#### Data extracted from a collection
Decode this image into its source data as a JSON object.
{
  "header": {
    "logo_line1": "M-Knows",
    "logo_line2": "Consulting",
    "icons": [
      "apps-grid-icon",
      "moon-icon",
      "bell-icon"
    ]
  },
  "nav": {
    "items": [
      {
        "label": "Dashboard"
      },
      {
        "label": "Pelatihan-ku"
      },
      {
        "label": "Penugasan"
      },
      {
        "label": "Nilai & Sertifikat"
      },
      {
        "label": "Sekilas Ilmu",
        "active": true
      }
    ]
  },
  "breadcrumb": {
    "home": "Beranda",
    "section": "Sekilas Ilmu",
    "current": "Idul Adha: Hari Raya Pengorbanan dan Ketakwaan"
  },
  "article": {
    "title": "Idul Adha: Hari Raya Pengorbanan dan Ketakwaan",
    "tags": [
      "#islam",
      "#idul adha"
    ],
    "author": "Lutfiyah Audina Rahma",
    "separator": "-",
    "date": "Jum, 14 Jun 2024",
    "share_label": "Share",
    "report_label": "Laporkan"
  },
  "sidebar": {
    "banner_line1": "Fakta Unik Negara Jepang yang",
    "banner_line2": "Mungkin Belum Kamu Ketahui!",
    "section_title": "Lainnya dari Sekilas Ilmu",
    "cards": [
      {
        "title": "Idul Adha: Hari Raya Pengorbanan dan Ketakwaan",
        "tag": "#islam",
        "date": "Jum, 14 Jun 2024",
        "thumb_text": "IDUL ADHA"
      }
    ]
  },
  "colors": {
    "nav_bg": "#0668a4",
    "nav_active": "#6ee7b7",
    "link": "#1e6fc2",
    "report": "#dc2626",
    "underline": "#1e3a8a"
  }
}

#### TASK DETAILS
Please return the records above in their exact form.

#### WRITTEN SOLUTION
Decode this image into its source data as a JSON object.
{
  "header": {
    "logo_line1": "M-Knows",
    "logo_line2": "Consulting",
    "icons": [
      "apps-grid-icon",
      "moon-icon",
      "bell-icon"
    ]
  },
  "nav": {
    "items": [
      {
        "label": "Dashboard"
      },
      {
        "label": "Pelatihan-ku"
      },
      {
        "label": "Penugasan"
      },
      {
        "label": "Nilai & Sertifikat"
      },
      {
        "label": "Sekilas Ilmu",
        "active": true
      }
    ]
  },
  "breadcrumb": {
    "home": "Beranda",
    "section": "Sekilas Ilmu",
    "current": "Idul Adha: Hari Raya Pengorbanan dan Ketakwaan"
  },
  "article": {
    "title": "Idul Adha: Hari Raya Pengorbanan dan Ketakwaan",
    "tags": [
      "#islam",
      "#idul adha"
    ],
    "author": "Lutfiyah Audina Rahma",
    "separator": "-",
    "date": "Jum, 14 Jun 2024",
    "share_label": "Share",
    "report_label": "Laporkan"
  },
  "sidebar": {
    "banner_line1": "Fakta Unik Negara Jepang yang",
    "banner_line2": "Mungkin Belum Kamu Ketahui!",
    "section_title": "Lainnya dari Sekilas Ilmu",
    "cards": [
      {
        "title": "Idul Adha: Hari Raya Pengorbanan dan Ketakwaan",
        "tag": "#islam",
        "date": "Jum, 14 Jun 2024",
        "thumb_text": "IDUL ADHA"
      }
    ]
  },
  "colors": {
    "nav_bg": "#0668a4",
    "nav_active": "#6ee7b7",
    "link": "#1e6fc2",
    "report": "#dc2626",
    "underline": "#1e3a8a"
  }
}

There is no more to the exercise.